It’s April 2016 in America, and now, for the GOP, it “comes down to Indiana” next week – supposedly. Meh. Although there’s a possibility that Trump might lock up 1,237 delegates during the primaries, it still looks to me like it will actually come down to Cleveland.
Trump swept Pennsylvania, Connecticut, Maryland, Delaware, and Rhode Island on Tuesday, but then, we knew he was going to. Ted Cruz managed to hold onto a narrow lead over John Kasich to come in second in Pennsylvania. But Kasich took second in the other four states.
On the Democratic side, Bernie got a win in Rhode Island. Hillary took the rest of the states.
More interesting than the win-lose results this week are the numbers. Trump won for the first time with a substantial, absolute majority of the Republican votes cast in every state. In Pennsylvania, a potential swing state, he came a lot closer to Hillary’s popular vote total than he did in New York a week ago, drawing over 890,000 to Hillary’s 916,000-odd. That has to make even Karl Rove sit up and take notice.
Although Sanders and Clinton both outpolled him in deep-blue Connecticut and Maryland, Trump also did much better head-to-head with their individual totals in Connecticut than he did in New York.
I have never considered Hillary a shoo-in, and I still don’t. A number of things could change, and probably will, between now and November. As different as April 2016 feels from April 2015, November of this year is likely to feel even more different from the April we’re in. We don’t know what will weigh heaviest on our minds in November; we just know that the pace of change is accelerating.
So I basically dismiss all complacent assumptions that Hillary will inevitably win if Trump is nominated. That said, it’s not clear what his path to the White House is.
His perceived momentum is unquestionably building in the Republican race, however. Rush Limbaugh has reportedly said that he expects a huge blow-up if Trump is denied the nomination at a contested convention, and I see no reason to disagree with that. Trump may be a plurality candidate, overall, not a majority candidate, but there is no question that he’s the front-runner.
The nominating rules allow picking someone else, but they don’t mandate picking someone else. If the party picks someone else, it will not be due to popular will or demonstrated momentum. It will be due to a conscious decision to use the rules to override those things.
That won’t be illegitimate, per se, but it will be fatal. There is, in fact, no scenario in which the Republican Party continues to be what it has been during our lifetimes so far. It’s not the party of conservatism or small government if it nominates Trump. But at this point – in terms of probabilities, based on what we know – it falls apart if it doesn’t.
What about Ted Cruz? He will very much need a serious boost in Indiana to keep perception on his side. Most of you know I’m a Cruz supporter. I hope he’ll get that boost, although there’s no way Cruz can get to 1,237 before Cleveland. So why do I want to see Cruz get his boost?

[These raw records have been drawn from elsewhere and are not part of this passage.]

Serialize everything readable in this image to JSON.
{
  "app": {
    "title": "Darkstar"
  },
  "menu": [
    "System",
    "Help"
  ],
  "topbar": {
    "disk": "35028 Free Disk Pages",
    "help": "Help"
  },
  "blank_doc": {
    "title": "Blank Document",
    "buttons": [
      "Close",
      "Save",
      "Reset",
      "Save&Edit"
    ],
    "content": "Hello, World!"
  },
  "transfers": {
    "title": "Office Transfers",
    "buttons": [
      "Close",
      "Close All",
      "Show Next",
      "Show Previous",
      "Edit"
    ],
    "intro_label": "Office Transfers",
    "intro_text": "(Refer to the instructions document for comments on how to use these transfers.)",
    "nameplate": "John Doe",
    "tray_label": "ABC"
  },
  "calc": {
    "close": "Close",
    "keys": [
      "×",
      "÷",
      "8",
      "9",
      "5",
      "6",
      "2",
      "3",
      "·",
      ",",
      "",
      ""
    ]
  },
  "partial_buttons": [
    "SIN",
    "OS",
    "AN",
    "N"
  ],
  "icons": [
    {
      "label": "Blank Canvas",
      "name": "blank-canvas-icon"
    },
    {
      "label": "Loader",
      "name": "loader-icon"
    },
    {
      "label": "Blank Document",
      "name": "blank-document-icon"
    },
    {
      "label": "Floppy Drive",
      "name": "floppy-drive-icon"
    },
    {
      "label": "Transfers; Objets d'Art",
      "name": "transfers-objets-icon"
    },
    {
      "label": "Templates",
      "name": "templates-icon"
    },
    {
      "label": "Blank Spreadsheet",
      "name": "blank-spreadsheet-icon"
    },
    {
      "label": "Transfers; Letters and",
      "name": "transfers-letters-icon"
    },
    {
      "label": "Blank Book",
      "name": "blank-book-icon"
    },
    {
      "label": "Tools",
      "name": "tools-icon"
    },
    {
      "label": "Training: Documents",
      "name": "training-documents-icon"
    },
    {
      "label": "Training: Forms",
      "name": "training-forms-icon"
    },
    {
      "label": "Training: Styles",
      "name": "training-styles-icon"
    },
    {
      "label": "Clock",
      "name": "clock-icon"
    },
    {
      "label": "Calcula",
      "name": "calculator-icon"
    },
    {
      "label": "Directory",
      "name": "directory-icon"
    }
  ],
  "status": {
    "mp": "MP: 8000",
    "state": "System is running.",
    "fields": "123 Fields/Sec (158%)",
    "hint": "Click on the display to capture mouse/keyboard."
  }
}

Because at this point, I’m looking beyond 2016, to the crack-up of the familiar structure of our old “normal.” It’s going to crack up, period. There is no other option. Unless there is a miracle and the GOP rallies behind Ted Cruz, the only thing that will matter about who’s elected this fall is how badly he or she will perform under the tectonic stresses of the coming years.
There is no going back. We cannot recapture a moment in the past and reset to it. This is why no candidate secretly favored by the old-consensus GOP is our “answer.” The only thing any of them knows how to do is go back.
They are reasonably good people, for the most part, but their insight in each case is some combination of limited, theoretical, and technical. They don’t know how to hew to a course under unbearable stresses that test their most basic beliefs. In a storm that loosens every lashing and makes the ship of state shudder and groan, they don’t know why they believe what America most desperately needs them to believe, and act on. They don’t live and breathe the “why.” They rely instead on the comforts of normality: on the support of a crowd, and on not having to make epic choices under intense duress.
Cruz shows that he does live and breathe the “why.” Some people have made fun of his relentless readiness to talk principle and philosophy – limited government, federalism, constitutionalism – but the truth is that he’s talking about what America, in terms of political direction, most badly needs to focus on. If we don’t have someone competent to parse and relate these concepts, there will be no one who can see a way from where we are, at a given moment, to where we aspire to be.
So I want to see Cruz remain a significant actor on the national political stage, even if it doesn’t ultimately make sense to make him the nominee this year. I haven’t given up on the nomination, but it would probably hurt him and the GOP, more than it helped either, if he straggled into Cleveland with no momentum from the last round of primaries, and had to be foisted on the party in a second or third vote on the convention floor. (I doubt the party bigwigs want him in that role anyway. If they’re going to try to play that card, they’ll push for someone they like better.)
Whether for an outside 2016 shot or America’s longer-term future, Cruz needs to show he can generate voter enthusiasm between now and then.
We’ll dispense with the graphics from tonight’s work. They all tell the same story. Heck, even Charles Krauthammer has finally acknowledged that he was wrong about Trump’s political viability. As for this year’s Democrats, just remember: the ash-heap of history can’t be avoided, for those who are on a collision course with it.